# [TASK TO COMPLETE]
Print each record below character for character.

§

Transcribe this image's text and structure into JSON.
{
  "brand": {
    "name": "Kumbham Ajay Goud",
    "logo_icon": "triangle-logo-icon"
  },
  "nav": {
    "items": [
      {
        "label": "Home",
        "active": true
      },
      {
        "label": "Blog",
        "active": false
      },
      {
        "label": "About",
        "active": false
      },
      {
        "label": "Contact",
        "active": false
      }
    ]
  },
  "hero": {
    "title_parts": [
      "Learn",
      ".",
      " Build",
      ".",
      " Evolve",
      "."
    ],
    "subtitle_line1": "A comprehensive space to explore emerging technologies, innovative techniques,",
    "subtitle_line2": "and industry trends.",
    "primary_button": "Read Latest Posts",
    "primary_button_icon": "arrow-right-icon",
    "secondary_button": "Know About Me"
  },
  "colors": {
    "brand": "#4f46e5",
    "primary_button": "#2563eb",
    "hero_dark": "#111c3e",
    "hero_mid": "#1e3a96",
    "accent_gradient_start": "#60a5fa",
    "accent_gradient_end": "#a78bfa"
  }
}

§

# [REPLY TO THE TASK]
Transcribe this image's text and structure into JSON.
{
  "brand": {
    "name": "Kumbham Ajay Goud",
    "logo_icon": "triangle-logo-icon"
  },
  "nav": {
    "items": [
      {
        "label": "Home",
        "active": true
      },
      {
        "label": "Blog",
        "active": false
      },
      {
        "label": "About",
        "active": false
      },
      {
        "label": "Contact",
        "active": false
      }
    ]
  },
  "hero": {
    "title_parts": [
      "Learn",
      ".",
      " Build",
      ".",
      " Evolve",
      "."
    ],
    "subtitle_line1": "A comprehensive space to explore emerging technologies, innovative techniques,",
    "subtitle_line2": "and industry trends.",
    "primary_button": "Read Latest Posts",
    "primary_button_icon": "arrow-right-icon",
    "secondary_button": "Know About Me"
  },
  "colors": {
    "brand": "#4f46e5",
    "primary_button": "#2563eb",
    "hero_dark": "#111c3e",
    "hero_mid": "#1e3a96",
    "accent_gradient_start": "#60a5fa",
    "accent_gradient_end": "#a78bfa"
  }
}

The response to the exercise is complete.